Prescription for hospital, health care facility success

Hospital and health care facility projects are especially important due to their sensitive nature. Engineers charged with designing these buildings must take special care when working in these mission critical facilities.

By Consulting-Specifying Engineer November 26, 2013


Michael Chow, PE, CxA, LEED AP BD+C, Member/Owner, Metro CD Engineering LLC, Powell, Ohio

George Isherwood, PE, Vice President, Peter Basso Associates, Troy, Mich.

Michael Lentz, Associate, RMF Engineering, Baltimore 

CSE: What sorts of challenges do hospitals and health care facilities pose that you don’t encounter on other projects? 

Michael Chow: Remodeling existing health care facilities and hospitals can be challenging due to the existing conditions and keeping the facility running 24/7 during construction. There may be a lack of record engineering drawings, labeling of HVAC systems, or electrical panelboard schedules. Also, there may be tight above-suspended ceiling space for new engineering systems (e.g., ductwork).

George Isherwood: The people who go to health care facilities are under stress. Whether they are the patient or a family member, they are often overcome by worry and concern. I believe this is important to keep in mind when designing systems in health care facilities. Making things easy and comfortable should be our highest priority.

Michael Lentz: The biggest challenges that I see in health care facilities are energy savings, maintenance, pressurization, and operational redundancy. With the current economic situation, health care, just like any other industry, has had to cut corners. New projects are demanding tighter budgets, and health care facilities are reducing their maintenance staff. This is a more serious concern in health care due to the nature of the facilities to care for patients. It is very difficult to meet the energy savings that are required by U.S. Green Building Council LEED, or even requested by the owner, and sometimes still meet the need of the patients and the facility. Tighter budgets also restrict what types of energy-saving measures the project can support. Budgets have also pushed for more maintenance-friendly equipment while trying not to lose quality or redundancy capabilities.

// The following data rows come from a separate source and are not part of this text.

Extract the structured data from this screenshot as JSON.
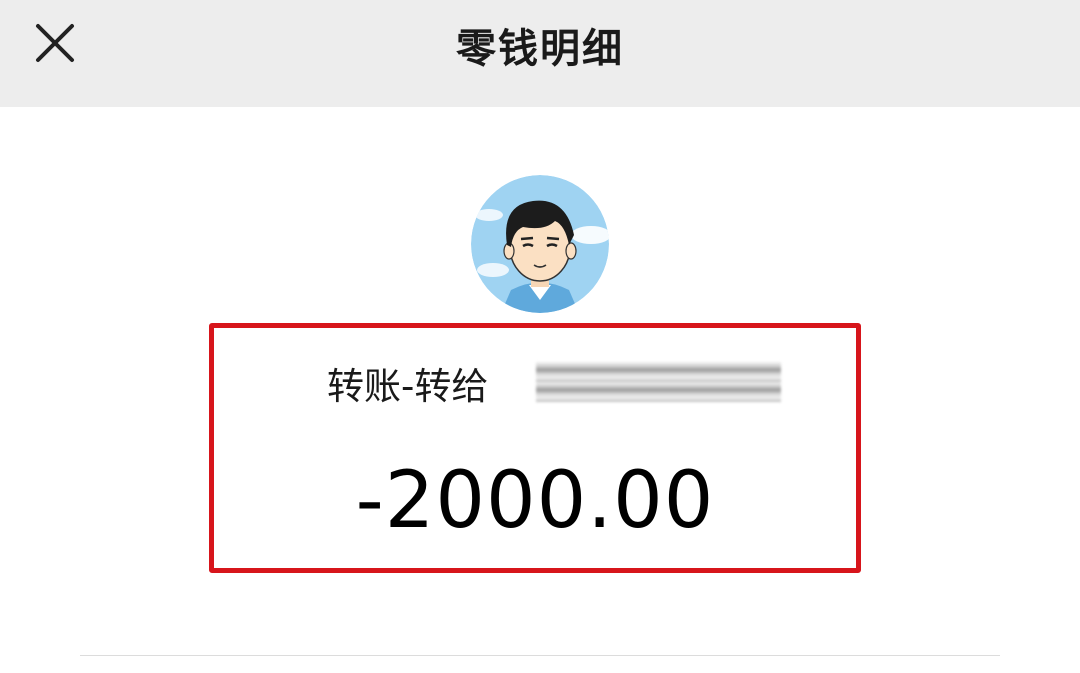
{
  "header": {
    "title": "零钱明细",
    "close_icon": "close-icon"
  },
  "transaction": {
    "description_prefix": "转账-转给",
    "description_redacted": true,
    "amount": "-2000.00",
    "highlight_color": "#d7151b"
  },
  "colors": {
    "header_bg": "#ededed",
    "page_bg": "#ffffff"
  }
}
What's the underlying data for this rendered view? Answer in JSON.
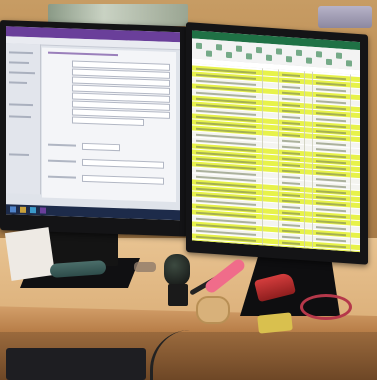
{
  "scene": {
    "description_tags": [
      "left-monitor-form-app",
      "right-monitor-spreadsheet"
    ],
    "colors": {
      "wall": "#c79c64",
      "desk": "#e8c391",
      "monitor_frame": "#141416",
      "spreadsheet_highlight": "#e7f24a",
      "app_titlebar": "#6a3f9a",
      "excel_titlebar": "#1f7145"
    },
    "icons": [
      "monitor-left",
      "monitor-right",
      "stamp",
      "tape-dispenser",
      "highlighter",
      "stapler"
    ]
  },
  "spreadsheet": {
    "highlighted_rows": 18,
    "plain_rows": 12
  }
}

CSE: Looking into the future 2 to 5 years, how will the needs and characteristics of hospitals and health care facilities change?

Lentz: More and more health care facilities are outsourcing maintenance, which then requires a more maintenance-friendly design. This can greatly increase the cost of the project. Mechanical equipment needs to be more advanced in order to reduce maintenance. The mechanical equipment needs to communicate with the building management system (BMS) more so fewer staff members can monitor a larger number of pieces of equipment. The equipment needs more alarm points in order to troubleshoot problems quicker and easier. Also, more and more of the mechanical equipment is either being required to be or requested to be on emergency power. All of this affects the project budget and contributes to the rising cost of health care.

Isherwood: In my experience, I believe the health care industry is making great strides at changing the public’s perception on what to expect when visiting medical and health care facilities. Health care facilities have always been a place you go when you’re sick or injured. In the near future, that will continue to change. I first noticed this when we went to visit my mother-in-law at our local hospital. She commented that her room was like a nice hotel. My oldest daughter attended a healthy cooking class, and my younger children wanted to go back for dinner after my mother-in-law was discharged. Looking at the design of hospitals, sometimes we become immune to the effects they have on the general public. My children’s experience going to the hospital was one of excitement and learning, which is day and night to my memory in visiting hospitals as a child and a young adult.

Chow: We anticipate there will be more renovations to existing hospitals and health care facilities. The challenge will be to meet the future codes such as the number of receptacles in critical patient rooms increasing due to changes in NFPA 70: National Electrical Code (NEC). The existing electrical infrastructure may not be able to accommodate these changes without significant additions that many times are not accounted for in the initial construction budget by the owner of the facility. 

CSE: How often are you called on to retro-commission hospitals and health care facilities, as opposed to new construction of a building? What are some key differences between the two?

Isherwood: In our experience, commissioning services are being purchased for new construction in hospitals, but the demand for retro-commissioning services is not as high. We believe this is because of the high monitoring of existing systems from outside review agencies. Even though these reviews are being completed, we believe most health care systems do not fully realize the benefits of retro-commissioning. 

CSE: Since the Affordable Care Act passed, what shift in the types of hospitals and health care facilities work have you experienced? For example, a bigger workload, more retro work on existing facilities vs. new construction, etc.

Isherwood: I think health care networks are still figuring out how the Affordable Care Act is going to benefit them and they are holding back resources until the government uncertainty is clarified. We have experienced a shift toward smaller renovations and infrastructure projects. 

CSE: How has the economy impacted your work in this area? Have you seen the number of projects decline with the recession, and improve now that the economy is on the uptick?

Isherwood: I believe the economy has not had a significant impact on the largely privatized health care design industry. I believe the implementation and shifting of resources from the adoption of the Affordable Care Act has overpowered any positive effects from the rising economy.